*TASK DIRECTIONS*:
Every line in the data below that holds "고객센터" should be found and copied.

*DATA FOR REVIEW*:
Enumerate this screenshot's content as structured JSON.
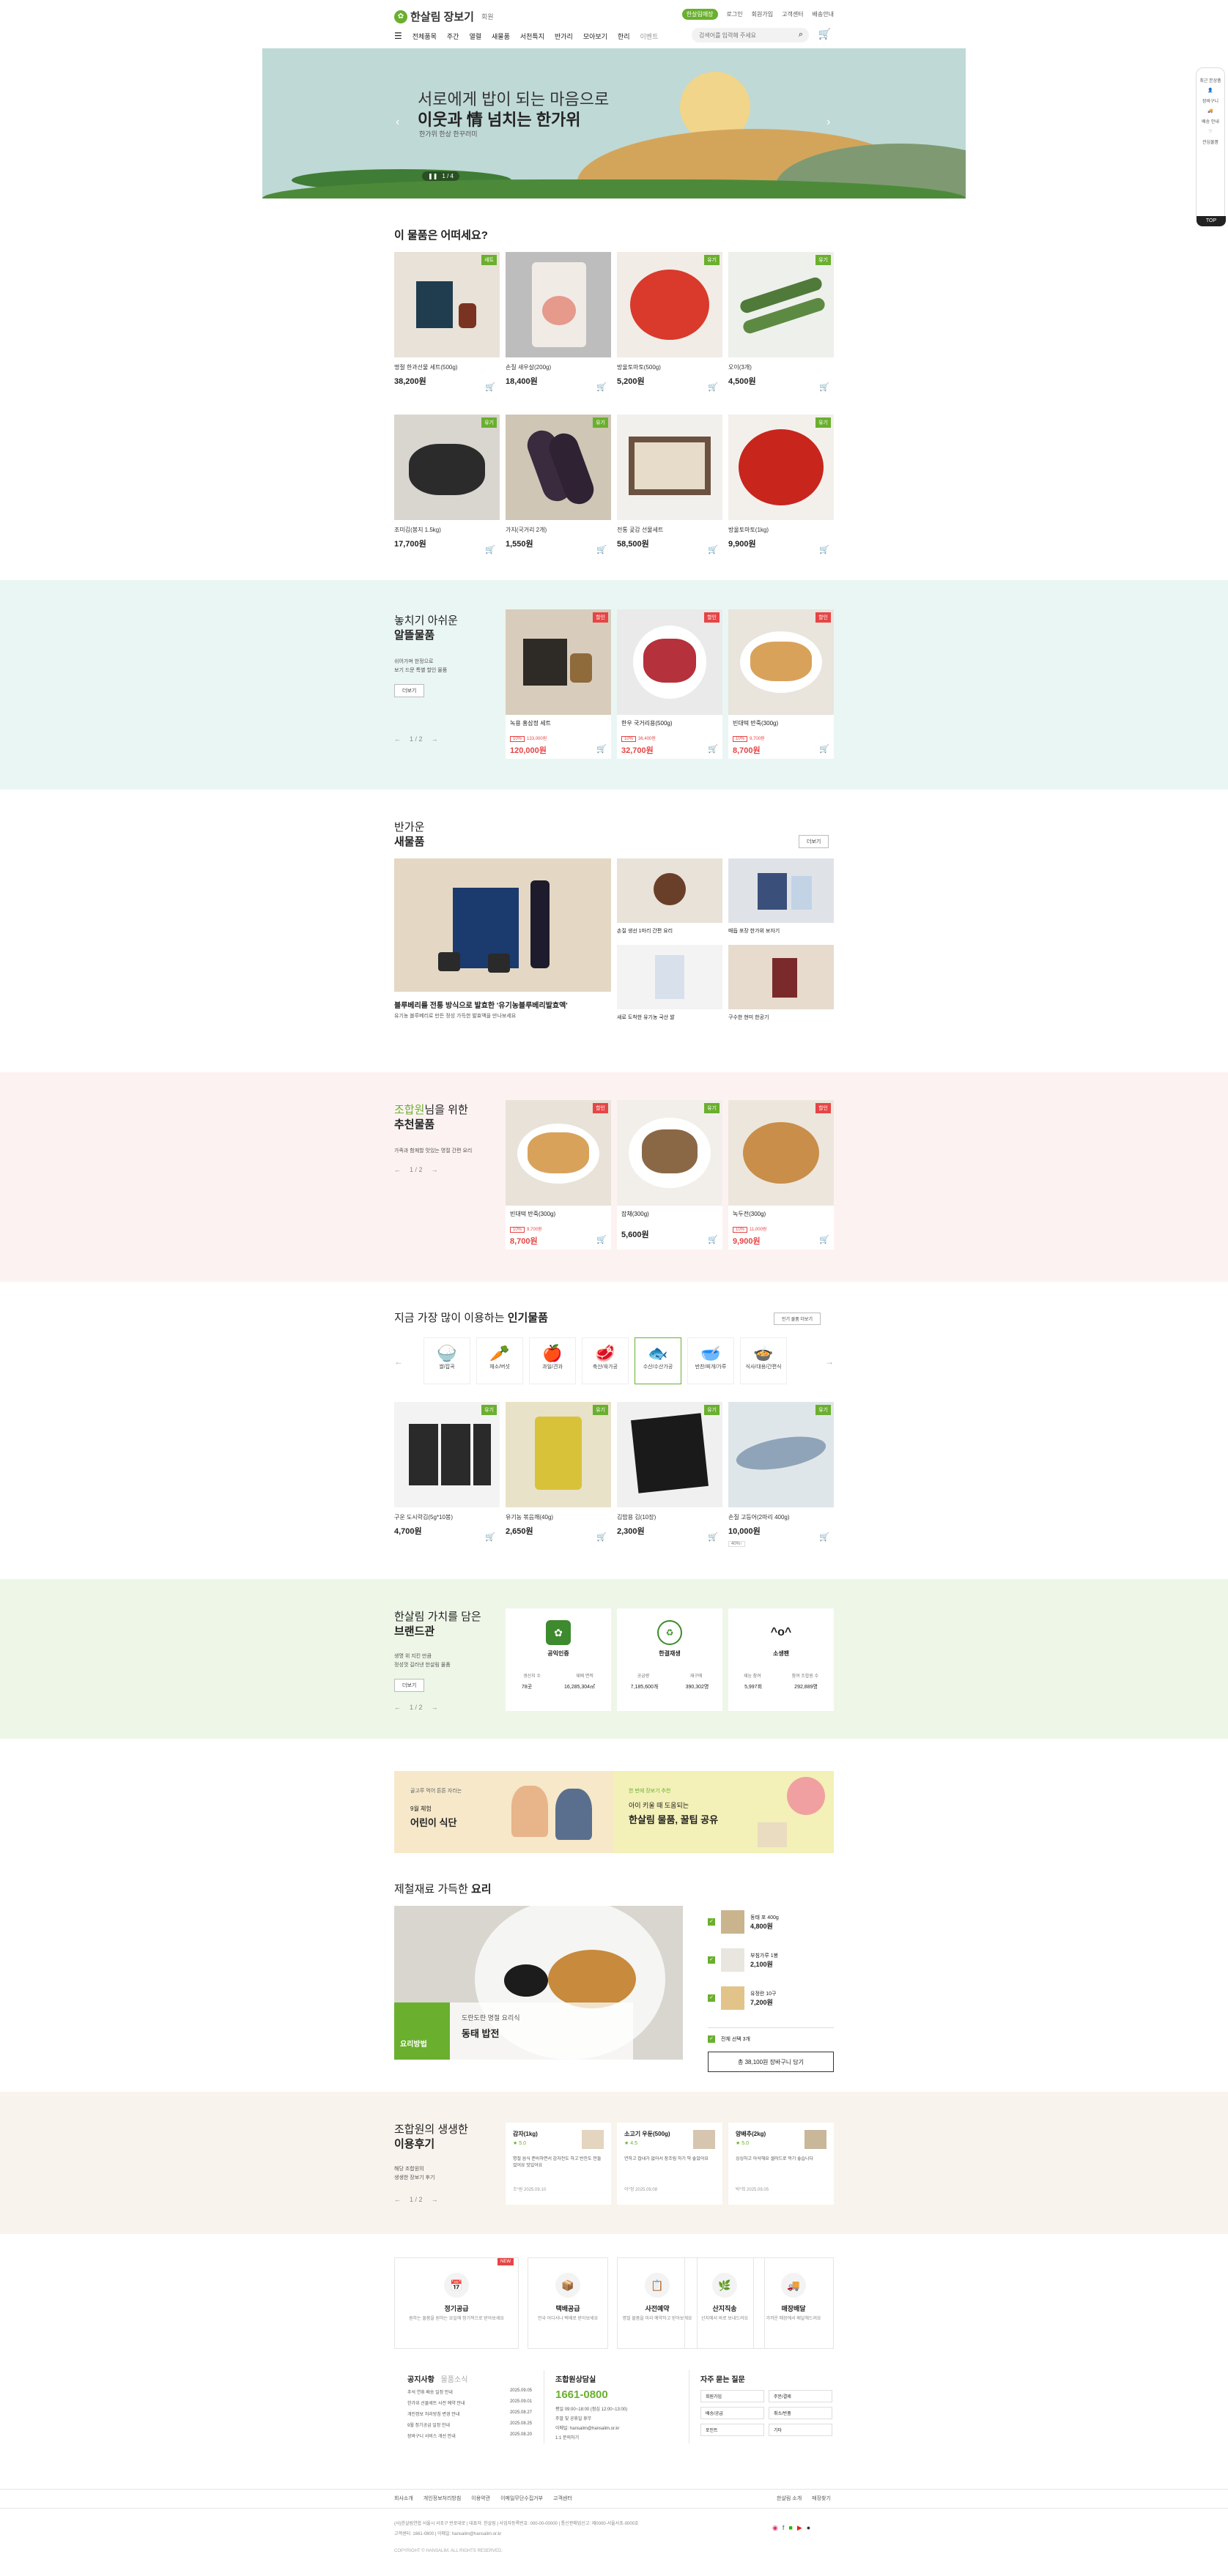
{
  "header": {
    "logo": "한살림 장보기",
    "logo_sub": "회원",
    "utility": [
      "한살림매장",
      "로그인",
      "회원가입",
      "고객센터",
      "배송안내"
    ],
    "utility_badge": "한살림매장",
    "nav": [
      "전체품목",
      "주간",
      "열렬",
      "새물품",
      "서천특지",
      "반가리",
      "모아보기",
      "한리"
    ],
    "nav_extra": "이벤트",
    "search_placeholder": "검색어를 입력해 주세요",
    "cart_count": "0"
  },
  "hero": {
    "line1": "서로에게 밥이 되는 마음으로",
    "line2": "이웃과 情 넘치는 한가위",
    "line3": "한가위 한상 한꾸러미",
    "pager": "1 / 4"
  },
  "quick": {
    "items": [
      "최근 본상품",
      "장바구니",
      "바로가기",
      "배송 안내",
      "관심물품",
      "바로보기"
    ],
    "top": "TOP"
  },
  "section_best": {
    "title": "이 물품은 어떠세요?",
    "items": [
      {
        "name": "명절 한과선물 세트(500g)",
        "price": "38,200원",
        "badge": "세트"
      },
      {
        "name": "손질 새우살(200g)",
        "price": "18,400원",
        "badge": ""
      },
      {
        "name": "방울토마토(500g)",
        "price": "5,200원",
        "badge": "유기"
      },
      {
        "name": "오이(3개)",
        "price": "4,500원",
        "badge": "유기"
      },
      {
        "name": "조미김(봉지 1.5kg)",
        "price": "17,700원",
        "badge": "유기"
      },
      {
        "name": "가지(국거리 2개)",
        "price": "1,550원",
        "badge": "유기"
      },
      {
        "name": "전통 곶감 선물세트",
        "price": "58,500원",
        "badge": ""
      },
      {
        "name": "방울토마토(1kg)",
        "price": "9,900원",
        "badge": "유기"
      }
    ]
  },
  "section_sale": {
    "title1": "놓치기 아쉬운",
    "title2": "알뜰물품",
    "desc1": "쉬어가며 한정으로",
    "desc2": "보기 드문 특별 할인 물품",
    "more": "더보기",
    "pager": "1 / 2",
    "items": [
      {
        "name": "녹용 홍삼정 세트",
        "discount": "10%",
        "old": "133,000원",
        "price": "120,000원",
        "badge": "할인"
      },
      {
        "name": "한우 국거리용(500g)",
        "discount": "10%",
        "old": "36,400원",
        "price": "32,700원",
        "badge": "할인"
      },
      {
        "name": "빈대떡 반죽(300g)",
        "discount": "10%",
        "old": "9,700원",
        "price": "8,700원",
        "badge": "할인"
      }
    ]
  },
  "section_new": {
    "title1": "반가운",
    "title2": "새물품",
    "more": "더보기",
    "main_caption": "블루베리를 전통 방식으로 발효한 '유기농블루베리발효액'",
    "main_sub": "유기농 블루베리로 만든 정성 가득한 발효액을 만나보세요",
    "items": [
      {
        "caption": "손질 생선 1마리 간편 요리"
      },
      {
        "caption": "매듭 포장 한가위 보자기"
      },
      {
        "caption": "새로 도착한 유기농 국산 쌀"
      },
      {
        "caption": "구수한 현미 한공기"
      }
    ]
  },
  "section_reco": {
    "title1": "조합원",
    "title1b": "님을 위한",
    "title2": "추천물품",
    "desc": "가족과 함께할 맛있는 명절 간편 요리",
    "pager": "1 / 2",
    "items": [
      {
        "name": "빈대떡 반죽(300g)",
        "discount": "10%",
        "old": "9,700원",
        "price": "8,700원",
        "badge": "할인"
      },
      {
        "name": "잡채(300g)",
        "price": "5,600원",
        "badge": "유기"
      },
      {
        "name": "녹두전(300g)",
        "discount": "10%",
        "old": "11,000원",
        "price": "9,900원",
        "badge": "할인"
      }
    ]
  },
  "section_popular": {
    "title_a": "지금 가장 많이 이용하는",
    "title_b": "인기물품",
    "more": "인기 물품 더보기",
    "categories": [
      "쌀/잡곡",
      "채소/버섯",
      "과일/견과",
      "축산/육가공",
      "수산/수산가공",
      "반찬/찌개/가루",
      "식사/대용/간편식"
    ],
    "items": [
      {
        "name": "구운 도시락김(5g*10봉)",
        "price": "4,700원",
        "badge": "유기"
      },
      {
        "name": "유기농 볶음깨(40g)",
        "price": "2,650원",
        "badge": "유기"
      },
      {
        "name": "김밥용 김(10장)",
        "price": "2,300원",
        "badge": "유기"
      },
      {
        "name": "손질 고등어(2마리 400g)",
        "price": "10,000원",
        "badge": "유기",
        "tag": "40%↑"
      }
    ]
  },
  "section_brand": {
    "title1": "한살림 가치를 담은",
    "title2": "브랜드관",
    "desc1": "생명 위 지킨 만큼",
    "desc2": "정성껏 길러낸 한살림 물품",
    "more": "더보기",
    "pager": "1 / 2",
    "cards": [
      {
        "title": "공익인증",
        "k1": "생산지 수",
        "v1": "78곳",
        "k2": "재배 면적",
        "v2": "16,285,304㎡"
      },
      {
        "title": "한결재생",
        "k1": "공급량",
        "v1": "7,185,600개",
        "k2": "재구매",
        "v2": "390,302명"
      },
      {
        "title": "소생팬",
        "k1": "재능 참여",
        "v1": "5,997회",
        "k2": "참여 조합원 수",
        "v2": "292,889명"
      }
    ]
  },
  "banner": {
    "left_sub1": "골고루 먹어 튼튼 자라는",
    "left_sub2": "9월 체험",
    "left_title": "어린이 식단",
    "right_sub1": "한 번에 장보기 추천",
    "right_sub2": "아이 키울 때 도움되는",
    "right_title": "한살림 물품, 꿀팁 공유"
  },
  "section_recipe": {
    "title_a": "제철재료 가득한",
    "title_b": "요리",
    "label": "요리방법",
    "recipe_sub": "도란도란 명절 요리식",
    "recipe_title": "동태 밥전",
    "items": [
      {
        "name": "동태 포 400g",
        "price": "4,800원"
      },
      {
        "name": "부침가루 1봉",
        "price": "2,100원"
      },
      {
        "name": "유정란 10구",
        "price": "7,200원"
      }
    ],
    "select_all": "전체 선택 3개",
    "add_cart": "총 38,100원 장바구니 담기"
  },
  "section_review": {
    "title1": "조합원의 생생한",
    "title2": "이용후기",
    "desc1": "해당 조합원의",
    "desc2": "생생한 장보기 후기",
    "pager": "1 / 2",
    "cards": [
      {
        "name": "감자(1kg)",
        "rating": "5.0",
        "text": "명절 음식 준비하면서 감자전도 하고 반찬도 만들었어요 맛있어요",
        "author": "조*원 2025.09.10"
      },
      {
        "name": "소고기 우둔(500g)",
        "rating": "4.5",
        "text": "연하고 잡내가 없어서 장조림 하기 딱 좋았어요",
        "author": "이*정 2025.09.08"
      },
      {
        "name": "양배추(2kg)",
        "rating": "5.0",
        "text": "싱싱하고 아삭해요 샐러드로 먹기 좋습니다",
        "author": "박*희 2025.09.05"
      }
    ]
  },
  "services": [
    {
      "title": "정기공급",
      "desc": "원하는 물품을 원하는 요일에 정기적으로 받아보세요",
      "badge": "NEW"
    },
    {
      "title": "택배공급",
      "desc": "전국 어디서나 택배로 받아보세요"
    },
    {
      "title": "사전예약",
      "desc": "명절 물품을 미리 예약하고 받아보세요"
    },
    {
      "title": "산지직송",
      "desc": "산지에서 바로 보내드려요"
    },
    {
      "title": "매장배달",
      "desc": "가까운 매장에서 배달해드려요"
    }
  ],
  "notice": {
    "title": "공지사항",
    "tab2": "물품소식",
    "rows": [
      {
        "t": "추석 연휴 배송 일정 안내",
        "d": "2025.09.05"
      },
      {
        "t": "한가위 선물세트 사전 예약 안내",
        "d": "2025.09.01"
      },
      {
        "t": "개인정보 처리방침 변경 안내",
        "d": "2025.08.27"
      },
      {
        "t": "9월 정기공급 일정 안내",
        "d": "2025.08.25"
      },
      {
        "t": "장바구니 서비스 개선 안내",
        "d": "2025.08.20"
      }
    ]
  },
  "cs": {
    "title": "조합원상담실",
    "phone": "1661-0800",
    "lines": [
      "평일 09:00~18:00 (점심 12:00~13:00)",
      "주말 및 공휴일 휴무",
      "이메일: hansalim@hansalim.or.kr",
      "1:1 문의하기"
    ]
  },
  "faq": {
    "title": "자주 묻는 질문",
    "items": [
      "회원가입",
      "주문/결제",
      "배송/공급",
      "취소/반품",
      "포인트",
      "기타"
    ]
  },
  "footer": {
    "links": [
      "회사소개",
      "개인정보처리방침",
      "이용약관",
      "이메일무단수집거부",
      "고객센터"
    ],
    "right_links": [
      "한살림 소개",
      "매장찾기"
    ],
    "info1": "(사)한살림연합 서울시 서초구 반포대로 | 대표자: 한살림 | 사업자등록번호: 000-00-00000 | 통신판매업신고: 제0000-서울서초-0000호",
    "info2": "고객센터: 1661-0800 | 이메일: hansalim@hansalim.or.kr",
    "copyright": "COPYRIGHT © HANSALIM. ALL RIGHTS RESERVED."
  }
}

*RESULT FOR THIS EXERCISE*:
      "고객센터",
      "고객센터"
    "info2": "고객센터: 1661-0800 | 이메일: hansalim@hansalim.or.kr",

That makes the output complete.